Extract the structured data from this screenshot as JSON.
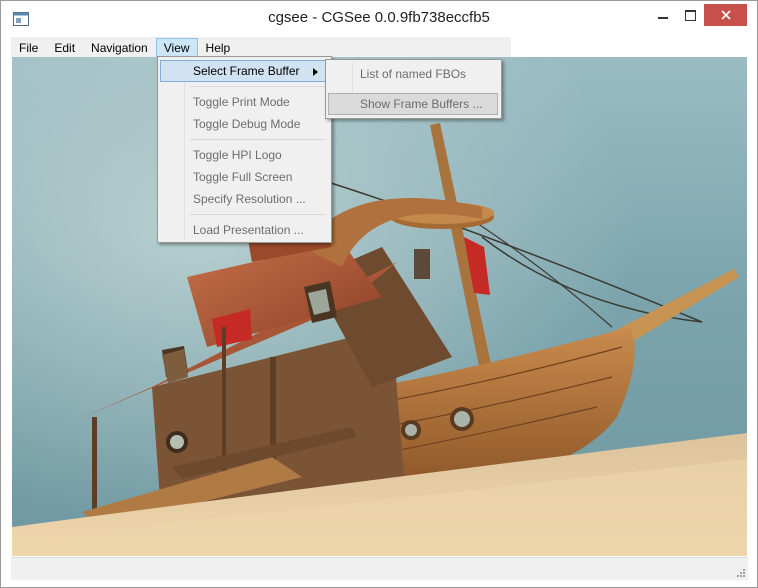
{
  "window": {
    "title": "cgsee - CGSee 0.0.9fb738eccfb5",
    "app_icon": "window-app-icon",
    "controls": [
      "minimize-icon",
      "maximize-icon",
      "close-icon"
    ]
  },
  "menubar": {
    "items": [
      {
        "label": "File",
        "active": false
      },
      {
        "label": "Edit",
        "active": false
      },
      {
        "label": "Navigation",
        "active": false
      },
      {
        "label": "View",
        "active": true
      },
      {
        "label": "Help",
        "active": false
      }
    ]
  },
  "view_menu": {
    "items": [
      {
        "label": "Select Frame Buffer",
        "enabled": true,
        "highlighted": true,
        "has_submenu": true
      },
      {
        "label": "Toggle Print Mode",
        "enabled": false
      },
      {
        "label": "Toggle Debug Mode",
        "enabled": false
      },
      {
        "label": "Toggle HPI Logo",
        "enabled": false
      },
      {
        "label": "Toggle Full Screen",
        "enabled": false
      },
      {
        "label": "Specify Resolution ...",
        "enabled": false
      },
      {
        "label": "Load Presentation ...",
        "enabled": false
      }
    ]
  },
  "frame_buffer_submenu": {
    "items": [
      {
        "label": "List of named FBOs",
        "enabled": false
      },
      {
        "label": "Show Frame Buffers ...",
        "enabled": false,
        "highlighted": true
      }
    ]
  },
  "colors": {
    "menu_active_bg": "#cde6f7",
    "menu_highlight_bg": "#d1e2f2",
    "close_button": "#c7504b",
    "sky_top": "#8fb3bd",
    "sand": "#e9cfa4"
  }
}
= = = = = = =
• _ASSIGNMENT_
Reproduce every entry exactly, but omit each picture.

• _WRITTEN ANSWER_
Extract the structured data from this screenshot as JSON.
{
  "window": {
    "title": "cgsee - CGSee 0.0.9fb738eccfb5",
    "app_icon": "window-app-icon",
    "controls": [
      "minimize-icon",
      "maximize-icon",
      "close-icon"
    ]
  },
  "menubar": {
    "items": [
      {
        "label": "File",
        "active": false
      },
      {
        "label": "Edit",
        "active": false
      },
      {
        "label": "Navigation",
        "active": false
      },
      {
        "label": "View",
        "active": true
      },
      {
        "label": "Help",
        "active": false
      }
    ]
  },
  "view_menu": {
    "items": [
      {
        "label": "Select Frame Buffer",
        "enabled": true,
        "highlighted": true,
        "has_submenu": true
      },
      {
        "label": "Toggle Print Mode",
        "enabled": false
      },
      {
        "label": "Toggle Debug Mode",
        "enabled": false
      },
      {
        "label": "Toggle HPI Logo",
        "enabled": false
      },
      {
        "label": "Toggle Full Screen",
        "enabled": false
      },
      {
        "label": "Specify Resolution ...",
        "enabled": false
      },
      {
        "label": "Load Presentation ...",
        "enabled": false
      }
    ]
  },
  "frame_buffer_submenu": {
    "items": [
      {
        "label": "List of named FBOs",
        "enabled": false
      },
      {
        "label": "Show Frame Buffers ...",
        "enabled": false,
        "highlighted": true
      }
    ]
  },
  "colors": {
    "menu_active_bg": "#cde6f7",
    "menu_highlight_bg": "#d1e2f2",
    "close_button": "#c7504b",
    "sky_top": "#8fb3bd",
    "sand": "#e9cfa4"
  }
}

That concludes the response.